But that modest effect not only is erased when political ideology is factored in, it has an opposite effect on one end of the political spectrum. For Republicans, the more knowledge they have about climate science the less likely they are to accept the theory of anthropogenic global warming (whereas Democrats' confidence goes up). “People with more knowledge only accept science when it doesn't conflict with their preexisting beliefs and values,” Landrum explained. “Otherwise, they use that knowledge to more strongly justify their own positions.”

Landrum and her colleagues demonstrated the effect experimentally and reported the results in a 2017 paper in the Journal of Risk Research entitled “Culturally Antagonistic Memes and the Zika Virus: An Experimental Test,” in which participants read a news story on Zika public health risks that was linked to either climate change or immigration. Predictably, when Zika was connected to climate change, there was an increase in concern among Democrats and a decrease in concern among Republicans, but when Zika was associated with immigration, the effects were reversed. Skepticism, it would seem, is context-dependent. “We are good at being skeptical when information conflicts with our preexisting beliefs and values,” Landrum noted. “We are bad at being skeptical when information is compatible with our preexisting beliefs and values.”

In another 2017 study published in Advances in Political Psychology, “Science Curiosity and Political Information Processing,” Landrum and her colleagues found that liberal Democrats were far less likely than strong Republicans to voluntarily read a “surprising climate-skeptical story,” whereas a “surprising climate-concerned story” was far more likely to be read by those on the left than on the right. One encouraging mitigating factor was “science curiosity,” or the “motivation to seek out and consume scientific information for personal pleasure,” which “seems to counteract rather than aggravate the signature characteristics of politically motivated reasoning.”

The authors concluded that “individuals who have an appetite to be surprised by scientific information—who find it pleasurable to discover that the world does not work as they expected—do not turn this feature of their personality off when they engage political information but rather indulge it in that setting as well, exposing themselves more readily to information that defies their expectations about facts on contested issues. The result is that these citizens, unlike their less curious counterparts, react more open-mindedly and respond more uniformly across the political spectrum to the best available evidence.”

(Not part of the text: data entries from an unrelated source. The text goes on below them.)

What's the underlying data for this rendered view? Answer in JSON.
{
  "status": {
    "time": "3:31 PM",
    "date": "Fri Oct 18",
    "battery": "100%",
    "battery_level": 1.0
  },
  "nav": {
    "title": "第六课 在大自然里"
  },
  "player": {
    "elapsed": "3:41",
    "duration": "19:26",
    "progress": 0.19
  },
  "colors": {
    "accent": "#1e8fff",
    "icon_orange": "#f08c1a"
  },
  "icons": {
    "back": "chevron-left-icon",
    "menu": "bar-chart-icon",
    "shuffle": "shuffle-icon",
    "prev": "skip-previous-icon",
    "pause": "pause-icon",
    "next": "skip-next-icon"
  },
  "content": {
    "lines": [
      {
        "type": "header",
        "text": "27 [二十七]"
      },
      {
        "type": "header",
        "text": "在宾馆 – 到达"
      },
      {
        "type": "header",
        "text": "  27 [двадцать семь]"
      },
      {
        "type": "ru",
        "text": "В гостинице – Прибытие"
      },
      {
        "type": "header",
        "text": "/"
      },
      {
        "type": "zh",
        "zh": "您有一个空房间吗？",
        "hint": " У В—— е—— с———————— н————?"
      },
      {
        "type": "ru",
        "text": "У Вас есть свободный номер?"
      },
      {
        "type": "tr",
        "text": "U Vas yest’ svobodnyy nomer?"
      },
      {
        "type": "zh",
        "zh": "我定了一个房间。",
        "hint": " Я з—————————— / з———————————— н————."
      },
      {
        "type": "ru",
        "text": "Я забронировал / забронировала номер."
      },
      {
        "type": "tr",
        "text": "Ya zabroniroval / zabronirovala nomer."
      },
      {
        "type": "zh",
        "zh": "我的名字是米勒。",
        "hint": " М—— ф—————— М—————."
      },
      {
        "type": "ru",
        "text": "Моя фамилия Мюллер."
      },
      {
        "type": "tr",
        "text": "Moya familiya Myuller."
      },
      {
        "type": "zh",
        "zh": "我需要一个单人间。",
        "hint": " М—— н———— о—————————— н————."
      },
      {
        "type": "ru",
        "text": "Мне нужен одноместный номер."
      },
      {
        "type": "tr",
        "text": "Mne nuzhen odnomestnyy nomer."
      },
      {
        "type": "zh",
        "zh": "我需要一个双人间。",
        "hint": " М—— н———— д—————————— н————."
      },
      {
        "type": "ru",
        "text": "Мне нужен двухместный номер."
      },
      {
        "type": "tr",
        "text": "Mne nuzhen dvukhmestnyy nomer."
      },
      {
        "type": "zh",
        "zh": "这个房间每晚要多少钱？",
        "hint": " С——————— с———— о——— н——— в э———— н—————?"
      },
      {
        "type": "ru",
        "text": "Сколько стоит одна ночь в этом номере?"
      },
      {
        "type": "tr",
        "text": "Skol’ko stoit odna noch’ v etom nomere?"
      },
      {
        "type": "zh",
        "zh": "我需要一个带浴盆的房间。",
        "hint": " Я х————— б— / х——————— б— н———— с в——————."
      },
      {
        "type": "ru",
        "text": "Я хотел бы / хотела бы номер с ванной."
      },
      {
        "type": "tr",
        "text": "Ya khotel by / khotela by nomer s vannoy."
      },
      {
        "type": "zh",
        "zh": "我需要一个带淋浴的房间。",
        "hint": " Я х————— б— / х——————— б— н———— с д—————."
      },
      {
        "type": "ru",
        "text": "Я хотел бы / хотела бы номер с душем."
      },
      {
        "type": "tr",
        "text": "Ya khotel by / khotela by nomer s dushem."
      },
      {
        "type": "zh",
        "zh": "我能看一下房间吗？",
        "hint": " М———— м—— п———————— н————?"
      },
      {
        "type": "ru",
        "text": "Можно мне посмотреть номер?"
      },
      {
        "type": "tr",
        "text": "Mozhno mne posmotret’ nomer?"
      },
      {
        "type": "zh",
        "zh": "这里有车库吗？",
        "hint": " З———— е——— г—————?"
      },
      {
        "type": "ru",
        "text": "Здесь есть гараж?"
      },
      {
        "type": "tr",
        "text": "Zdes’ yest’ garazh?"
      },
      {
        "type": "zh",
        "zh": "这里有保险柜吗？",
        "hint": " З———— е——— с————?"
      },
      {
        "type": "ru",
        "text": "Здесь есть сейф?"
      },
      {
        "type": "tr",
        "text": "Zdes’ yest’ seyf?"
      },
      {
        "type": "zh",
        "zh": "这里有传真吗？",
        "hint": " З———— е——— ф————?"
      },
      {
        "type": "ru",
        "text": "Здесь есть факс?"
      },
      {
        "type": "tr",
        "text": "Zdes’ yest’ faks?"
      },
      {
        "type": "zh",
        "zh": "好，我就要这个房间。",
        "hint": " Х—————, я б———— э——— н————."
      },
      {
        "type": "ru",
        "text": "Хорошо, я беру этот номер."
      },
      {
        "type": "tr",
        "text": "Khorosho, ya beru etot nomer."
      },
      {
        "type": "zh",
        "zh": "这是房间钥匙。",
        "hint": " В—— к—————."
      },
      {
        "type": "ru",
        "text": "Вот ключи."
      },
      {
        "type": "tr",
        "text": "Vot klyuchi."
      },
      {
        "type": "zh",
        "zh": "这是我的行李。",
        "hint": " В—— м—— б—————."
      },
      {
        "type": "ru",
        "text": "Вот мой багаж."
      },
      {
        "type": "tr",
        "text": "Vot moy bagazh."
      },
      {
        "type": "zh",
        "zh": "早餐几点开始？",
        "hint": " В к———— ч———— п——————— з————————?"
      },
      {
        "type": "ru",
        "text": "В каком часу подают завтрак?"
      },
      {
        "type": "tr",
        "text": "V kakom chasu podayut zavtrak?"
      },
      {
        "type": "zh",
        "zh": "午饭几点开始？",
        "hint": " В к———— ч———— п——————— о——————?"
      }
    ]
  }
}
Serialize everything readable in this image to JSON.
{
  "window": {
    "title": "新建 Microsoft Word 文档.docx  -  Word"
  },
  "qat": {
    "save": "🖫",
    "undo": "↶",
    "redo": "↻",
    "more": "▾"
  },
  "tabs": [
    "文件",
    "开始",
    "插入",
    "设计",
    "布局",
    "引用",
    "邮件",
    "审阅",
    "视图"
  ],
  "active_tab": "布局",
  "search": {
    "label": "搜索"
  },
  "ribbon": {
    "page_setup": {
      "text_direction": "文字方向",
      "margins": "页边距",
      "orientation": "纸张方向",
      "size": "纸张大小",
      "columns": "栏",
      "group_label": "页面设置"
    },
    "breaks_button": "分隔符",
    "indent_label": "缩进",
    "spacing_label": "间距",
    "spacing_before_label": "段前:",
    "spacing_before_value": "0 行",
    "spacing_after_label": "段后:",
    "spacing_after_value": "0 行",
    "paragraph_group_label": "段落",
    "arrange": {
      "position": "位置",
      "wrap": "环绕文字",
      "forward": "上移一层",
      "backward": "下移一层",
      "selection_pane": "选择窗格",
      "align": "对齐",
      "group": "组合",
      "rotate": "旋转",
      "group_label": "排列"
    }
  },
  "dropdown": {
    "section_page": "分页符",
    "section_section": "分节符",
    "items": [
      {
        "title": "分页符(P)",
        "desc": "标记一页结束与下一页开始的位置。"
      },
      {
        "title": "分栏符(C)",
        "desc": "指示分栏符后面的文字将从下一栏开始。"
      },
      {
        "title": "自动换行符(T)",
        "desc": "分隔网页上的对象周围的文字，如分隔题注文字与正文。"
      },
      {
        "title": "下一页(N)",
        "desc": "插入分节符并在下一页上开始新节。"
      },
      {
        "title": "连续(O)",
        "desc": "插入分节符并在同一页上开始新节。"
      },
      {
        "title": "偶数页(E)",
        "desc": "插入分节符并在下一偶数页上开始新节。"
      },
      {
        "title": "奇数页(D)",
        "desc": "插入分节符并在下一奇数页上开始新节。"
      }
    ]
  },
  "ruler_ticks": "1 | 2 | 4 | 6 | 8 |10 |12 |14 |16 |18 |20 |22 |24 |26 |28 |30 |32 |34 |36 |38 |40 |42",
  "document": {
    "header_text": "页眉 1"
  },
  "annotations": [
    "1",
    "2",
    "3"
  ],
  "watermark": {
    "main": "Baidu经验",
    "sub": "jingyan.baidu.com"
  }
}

In other words, valuing science for pure pleasure is more of a bulwark against the politicization of science than facts alone.